Assistive technologies allow people with disabilities and chronic illnesses to meet everyday needs and stay connected to their communities. Technologies (both high-tech and low-tech) can often make the difference between remaining independent and losing independence. For example, certain types of bathroom equipment, such as a rolling shower chairs, bath seats, or long-handled brushes, promote independent living for people with significant disabilities as they manage the most intimate activities of daily living. Other “low-tech” devices include easy-grip jars for food preparation, clothing with Velcro closures, baskets on walkers, book holders, and spring scissors. “High-tech” computer technologies such as environmental control units have the ability to create “smart homes” for people with disabilities.
- Environmental Control Units (ECUs). Environmental control units are hardware or software systems that permit programmed or spontaneous remote control of electrically operated appliances and devices in a person’s immediate surroundings. ECUs empower individuals with a range of disabilities by allowing them to maximize control of their environment. Using ECUs, a person can independently turn lights on and off, radios, and televisions, answer or initiate phone calls, adjust climate controls, unlock doors, or control essentially any other aspect of the environment depending upon the system’s complexity. These systems can be voice- or switch-activated, or can have a pneumatic “Sip and Puff” feature.
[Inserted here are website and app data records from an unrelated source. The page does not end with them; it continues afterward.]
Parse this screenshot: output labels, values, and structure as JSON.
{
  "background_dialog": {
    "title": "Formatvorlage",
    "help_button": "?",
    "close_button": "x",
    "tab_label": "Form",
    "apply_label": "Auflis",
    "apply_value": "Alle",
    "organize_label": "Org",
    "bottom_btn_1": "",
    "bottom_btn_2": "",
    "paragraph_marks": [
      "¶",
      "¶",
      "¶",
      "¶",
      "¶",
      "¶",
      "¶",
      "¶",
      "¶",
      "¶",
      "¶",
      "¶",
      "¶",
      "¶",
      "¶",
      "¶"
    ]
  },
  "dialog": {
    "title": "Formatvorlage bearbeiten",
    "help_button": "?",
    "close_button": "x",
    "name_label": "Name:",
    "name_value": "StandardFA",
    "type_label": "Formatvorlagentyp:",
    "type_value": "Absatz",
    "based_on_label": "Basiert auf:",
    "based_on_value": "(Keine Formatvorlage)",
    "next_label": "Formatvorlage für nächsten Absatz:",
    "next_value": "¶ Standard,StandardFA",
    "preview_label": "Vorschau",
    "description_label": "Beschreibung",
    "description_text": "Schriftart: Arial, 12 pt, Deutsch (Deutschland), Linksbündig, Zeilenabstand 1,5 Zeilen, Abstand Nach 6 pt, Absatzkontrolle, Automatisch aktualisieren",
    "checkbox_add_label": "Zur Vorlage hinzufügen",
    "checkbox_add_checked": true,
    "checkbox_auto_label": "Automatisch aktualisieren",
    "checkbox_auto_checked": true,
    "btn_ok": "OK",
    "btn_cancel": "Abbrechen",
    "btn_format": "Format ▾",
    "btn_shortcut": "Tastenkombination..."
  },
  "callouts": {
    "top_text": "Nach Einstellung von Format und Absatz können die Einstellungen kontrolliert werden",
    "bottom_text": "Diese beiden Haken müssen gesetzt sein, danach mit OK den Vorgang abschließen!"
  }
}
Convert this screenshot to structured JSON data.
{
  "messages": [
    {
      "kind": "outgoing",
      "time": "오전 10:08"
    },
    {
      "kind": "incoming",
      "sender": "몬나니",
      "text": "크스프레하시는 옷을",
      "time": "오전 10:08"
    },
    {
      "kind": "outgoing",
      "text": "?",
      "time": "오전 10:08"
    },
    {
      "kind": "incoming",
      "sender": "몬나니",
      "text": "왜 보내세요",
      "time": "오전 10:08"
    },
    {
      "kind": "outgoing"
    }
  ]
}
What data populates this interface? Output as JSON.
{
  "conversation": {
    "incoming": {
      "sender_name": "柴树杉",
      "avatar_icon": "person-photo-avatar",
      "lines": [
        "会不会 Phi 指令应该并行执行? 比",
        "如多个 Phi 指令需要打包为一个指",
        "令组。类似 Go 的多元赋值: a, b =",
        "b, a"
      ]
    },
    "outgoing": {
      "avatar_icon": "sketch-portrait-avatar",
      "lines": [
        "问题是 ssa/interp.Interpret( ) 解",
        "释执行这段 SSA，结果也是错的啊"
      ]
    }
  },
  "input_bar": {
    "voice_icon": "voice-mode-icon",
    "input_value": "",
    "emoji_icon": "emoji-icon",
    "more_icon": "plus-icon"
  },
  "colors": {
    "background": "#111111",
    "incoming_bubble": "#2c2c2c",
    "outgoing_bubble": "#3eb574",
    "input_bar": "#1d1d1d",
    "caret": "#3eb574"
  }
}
ECUs also serve the important purpose of allowing the user to summon medical help in an emergency.